• [Task to complete]
Take the whole listing and reproduce it exactly, pictures excepted.

• [Data for analysis]
_____

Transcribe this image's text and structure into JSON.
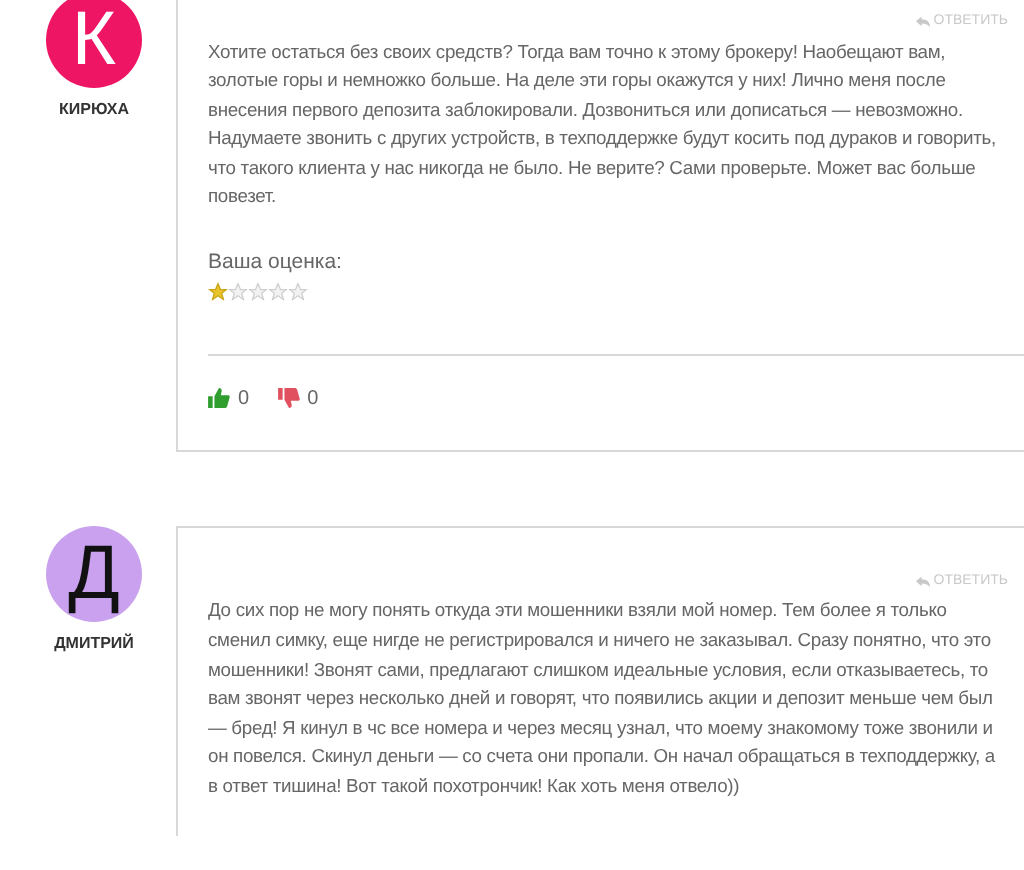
{
  "comments": [
    {
      "avatar": {
        "letter": "К",
        "color": "#ee1565"
      },
      "author": "КИРЮХА",
      "reply": "ОТВЕТИТЬ",
      "text": "Хотите остаться без своих средств? Тогда вам точно к этому брокеру! Наобещают вам, золотые горы и немножко больше. На деле эти горы окажутся у них! Лично меня после внесения первого депозита заблокировали. Дозвониться или дописаться — невозможно. Надумаете звонить с других устройств, в техподдержке будут косить под дураков и говорить, что такого клиента у нас никогда не было. Не верите? Сами проверьте. Может вас больше повезет.",
      "rating": {
        "label": "Ваша оценка:",
        "stars": 1
      },
      "likes": "0",
      "dislikes": "0"
    },
    {
      "avatar": {
        "letter": "Д",
        "color": "#c9a1ee"
      },
      "author": "ДМИТРИЙ",
      "reply": "ОТВЕТИТЬ",
      "text": "До сих пор не могу понять откуда эти мошенники взяли мой номер. Тем более я только сменил симку, еще нигде не регистрировался и ничего не заказывал. Сразу понятно, что это мошенники! Звонят сами, предлагают слишком идеальные условия, если отказываетесь, то вам звонят через несколько дней и говорят, что появились акции и депозит меньше чем был — бред! Я кинул в чс все номера и через месяц узнал, что моему знакомому тоже звонили и он повелся. Скинул деньги — со счета они пропали. Он начал обращаться в техподдержку, а в ответ тишина! Вот такой похотрончик! Как хоть меня отвело))"
    }
  ]
}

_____

• [Written answer]
Transcribe this image's text and structure into JSON.
{
  "comments": [
    {
      "avatar": {
        "letter": "К",
        "color": "#ee1565"
      },
      "author": "КИРЮХА",
      "reply": "ОТВЕТИТЬ",
      "text": "Хотите остаться без своих средств? Тогда вам точно к этому брокеру! Наобещают вам, золотые горы и немножко больше. На деле эти горы окажутся у них! Лично меня после внесения первого депозита заблокировали. Дозвониться или дописаться — невозможно. Надумаете звонить с других устройств, в техподдержке будут косить под дураков и говорить, что такого клиента у нас никогда не было. Не верите? Сами проверьте. Может вас больше повезет.",
      "rating": {
        "label": "Ваша оценка:",
        "stars": 1
      },
      "likes": "0",
      "dislikes": "0"
    },
    {
      "avatar": {
        "letter": "Д",
        "color": "#c9a1ee"
      },
      "author": "ДМИТРИЙ",
      "reply": "ОТВЕТИТЬ",
      "text": "До сих пор не могу понять откуда эти мошенники взяли мой номер. Тем более я только сменил симку, еще нигде не регистрировался и ничего не заказывал. Сразу понятно, что это мошенники! Звонят сами, предлагают слишком идеальные условия, если отказываетесь, то вам звонят через несколько дней и говорят, что появились акции и депозит меньше чем был — бред! Я кинул в чс все номера и через месяц узнал, что моему знакомому тоже звонили и он повелся. Скинул деньги — со счета они пропали. Он начал обращаться в техподдержку, а в ответ тишина! Вот такой похотрончик! Как хоть меня отвело))"
    }
  ]
}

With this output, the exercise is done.